■ WHAT TO PRODUCE: Lines from the records below that contain the word "Functional" are to be copied out.

START INPUT DATA

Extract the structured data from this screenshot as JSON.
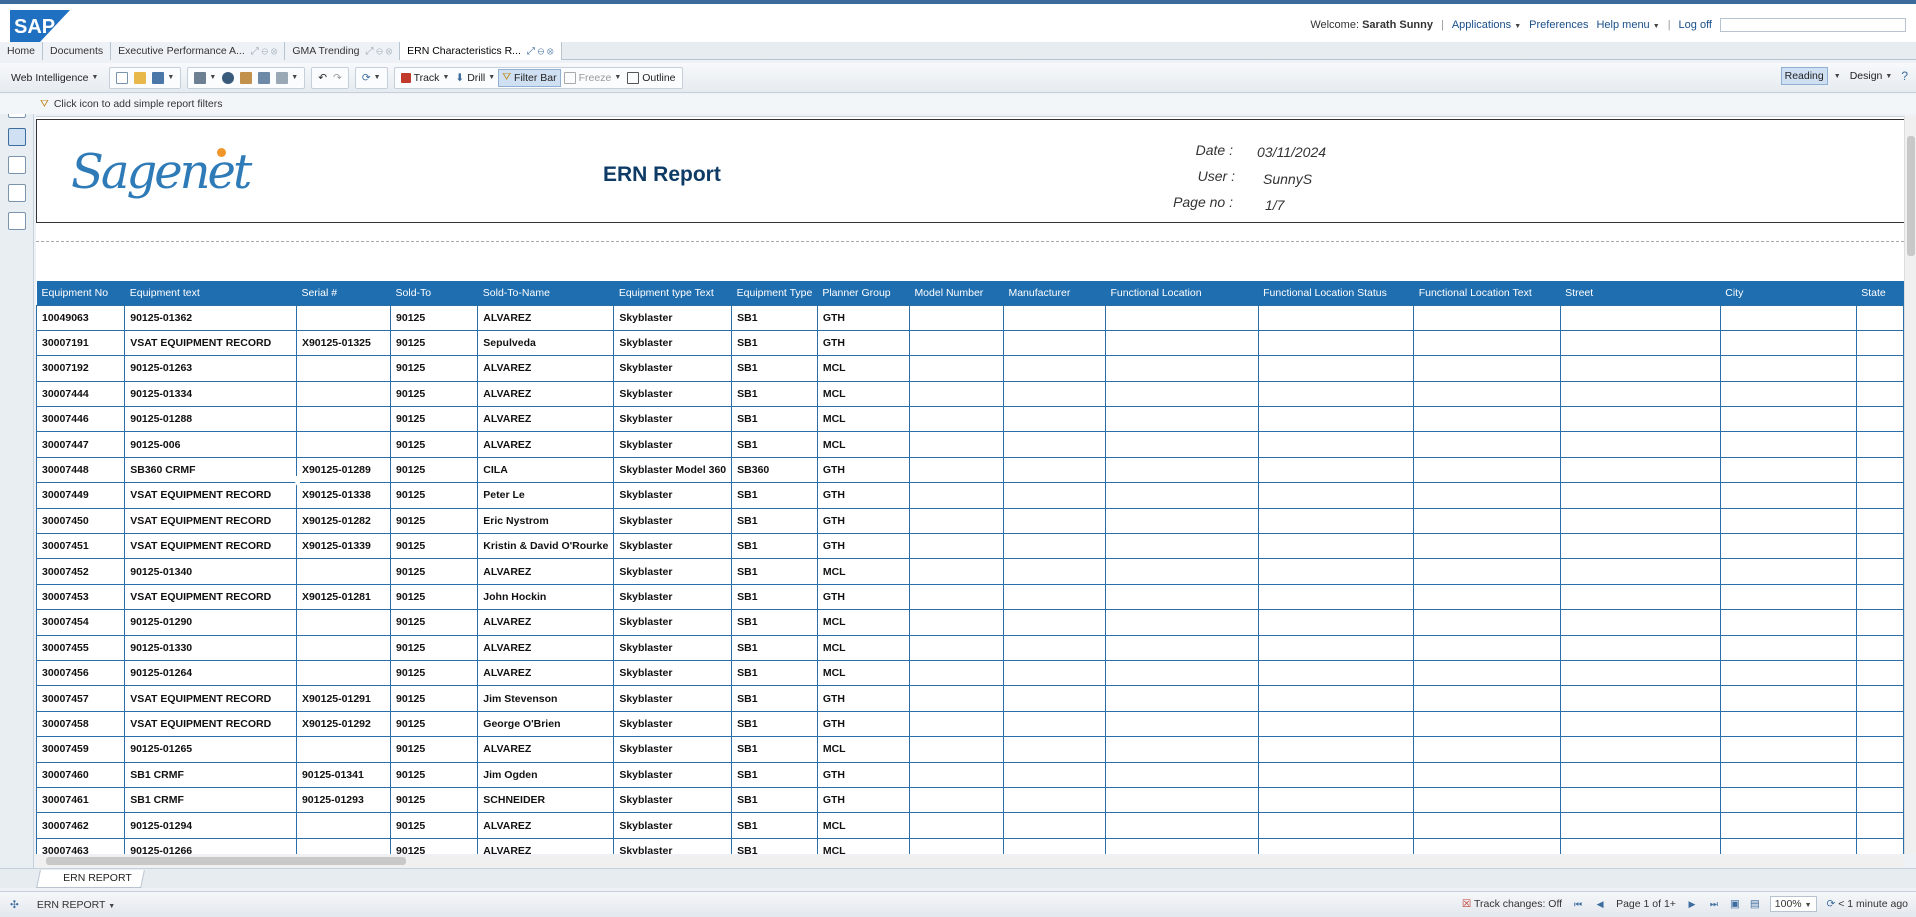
{
  "header": {
    "logo": "SAP",
    "welcome_prefix": "Welcome:",
    "user_name": "Sarath Sunny",
    "applications": "Applications",
    "preferences": "Preferences",
    "help_menu": "Help menu",
    "log_off": "Log off"
  },
  "tabs": [
    "Home",
    "Documents",
    "Executive Performance A...",
    "GMA Trending",
    "ERN Characteristics R..."
  ],
  "toolbar": {
    "web_intelligence": "Web Intelligence",
    "track": "Track",
    "drill": "Drill",
    "filter_bar": "Filter Bar",
    "freeze": "Freeze",
    "outline": "Outline",
    "reading": "Reading",
    "design": "Design"
  },
  "filterbar": {
    "hint": "Click icon to add simple report filters"
  },
  "report": {
    "logo_text": "Sagenet",
    "title": "ERN Report",
    "date_label": "Date :",
    "date_value": "03/11/2024",
    "user_label": "User :",
    "user_value": "SunnyS",
    "page_label": "Page no :",
    "page_value": "1/7"
  },
  "table": {
    "columns": [
      "Equipment No",
      "Equipment text",
      "Serial #",
      "Sold-To",
      "Sold-To-Name",
      "Equipment type Text",
      "Equipment Type",
      "Planner Group",
      "Model Number",
      "Manufacturer",
      "Functional Location",
      "Functional Location Status",
      "Functional Location Text",
      "Street",
      "City",
      "State"
    ],
    "rows": [
      [
        "10049063",
        "90125-01362",
        "",
        "90125",
        "ALVAREZ",
        "Skyblaster",
        "SB1",
        "GTH"
      ],
      [
        "30007191",
        "VSAT EQUIPMENT RECORD",
        "X90125-01325",
        "90125",
        "Sepulveda",
        "Skyblaster",
        "SB1",
        "GTH"
      ],
      [
        "30007192",
        "90125-01263",
        "",
        "90125",
        "ALVAREZ",
        "Skyblaster",
        "SB1",
        "MCL"
      ],
      [
        "30007444",
        "90125-01334",
        "",
        "90125",
        "ALVAREZ",
        "Skyblaster",
        "SB1",
        "MCL"
      ],
      [
        "30007446",
        "90125-01288",
        "",
        "90125",
        "ALVAREZ",
        "Skyblaster",
        "SB1",
        "MCL"
      ],
      [
        "30007447",
        "90125-006",
        "",
        "90125",
        "ALVAREZ",
        "Skyblaster",
        "SB1",
        "MCL"
      ],
      [
        "30007448",
        "SB360  CRMF",
        "X90125-01289",
        "90125",
        "CILA",
        "Skyblaster Model 360",
        "SB360",
        "GTH"
      ],
      [
        "30007449",
        "VSAT EQUIPMENT RECORD",
        "X90125-01338",
        "90125",
        "Peter Le",
        "Skyblaster",
        "SB1",
        "GTH"
      ],
      [
        "30007450",
        "VSAT EQUIPMENT RECORD",
        "X90125-01282",
        "90125",
        "Eric Nystrom",
        "Skyblaster",
        "SB1",
        "GTH"
      ],
      [
        "30007451",
        "VSAT EQUIPMENT RECORD",
        "X90125-01339",
        "90125",
        "Kristin & David O'Rourke",
        "Skyblaster",
        "SB1",
        "GTH"
      ],
      [
        "30007452",
        "90125-01340",
        "",
        "90125",
        "ALVAREZ",
        "Skyblaster",
        "SB1",
        "MCL"
      ],
      [
        "30007453",
        "VSAT EQUIPMENT RECORD",
        "X90125-01281",
        "90125",
        "John Hockin",
        "Skyblaster",
        "SB1",
        "GTH"
      ],
      [
        "30007454",
        "90125-01290",
        "",
        "90125",
        "ALVAREZ",
        "Skyblaster",
        "SB1",
        "MCL"
      ],
      [
        "30007455",
        "90125-01330",
        "",
        "90125",
        "ALVAREZ",
        "Skyblaster",
        "SB1",
        "MCL"
      ],
      [
        "30007456",
        "90125-01264",
        "",
        "90125",
        "ALVAREZ",
        "Skyblaster",
        "SB1",
        "MCL"
      ],
      [
        "30007457",
        "VSAT EQUIPMENT RECORD",
        "X90125-01291",
        "90125",
        "Jim Stevenson",
        "Skyblaster",
        "SB1",
        "GTH"
      ],
      [
        "30007458",
        "VSAT EQUIPMENT RECORD",
        "X90125-01292",
        "90125",
        "George O'Brien",
        "Skyblaster",
        "SB1",
        "GTH"
      ],
      [
        "30007459",
        "90125-01265",
        "",
        "90125",
        "ALVAREZ",
        "Skyblaster",
        "SB1",
        "MCL"
      ],
      [
        "30007460",
        "SB1  CRMF",
        "90125-01341",
        "90125",
        "Jim Ogden",
        "Skyblaster",
        "SB1",
        "GTH"
      ],
      [
        "30007461",
        "SB1  CRMF",
        "90125-01293",
        "90125",
        "SCHNEIDER",
        "Skyblaster",
        "SB1",
        "GTH"
      ],
      [
        "30007462",
        "90125-01294",
        "",
        "90125",
        "ALVAREZ",
        "Skyblaster",
        "SB1",
        "MCL"
      ],
      [
        "30007463",
        "90125-01266",
        "",
        "90125",
        "ALVAREZ",
        "Skyblaster",
        "SB1",
        "MCL"
      ]
    ]
  },
  "report_tab": "ERN REPORT",
  "status": {
    "report_name": "ERN REPORT",
    "track_changes": "Track changes: Off",
    "page": "Page 1 of 1+",
    "zoom": "100%",
    "last_refresh": "< 1 minute ago"
  }
}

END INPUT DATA

■ ANSWER:
      "Functional Location",
      "Functional Location Status",
      "Functional Location Text",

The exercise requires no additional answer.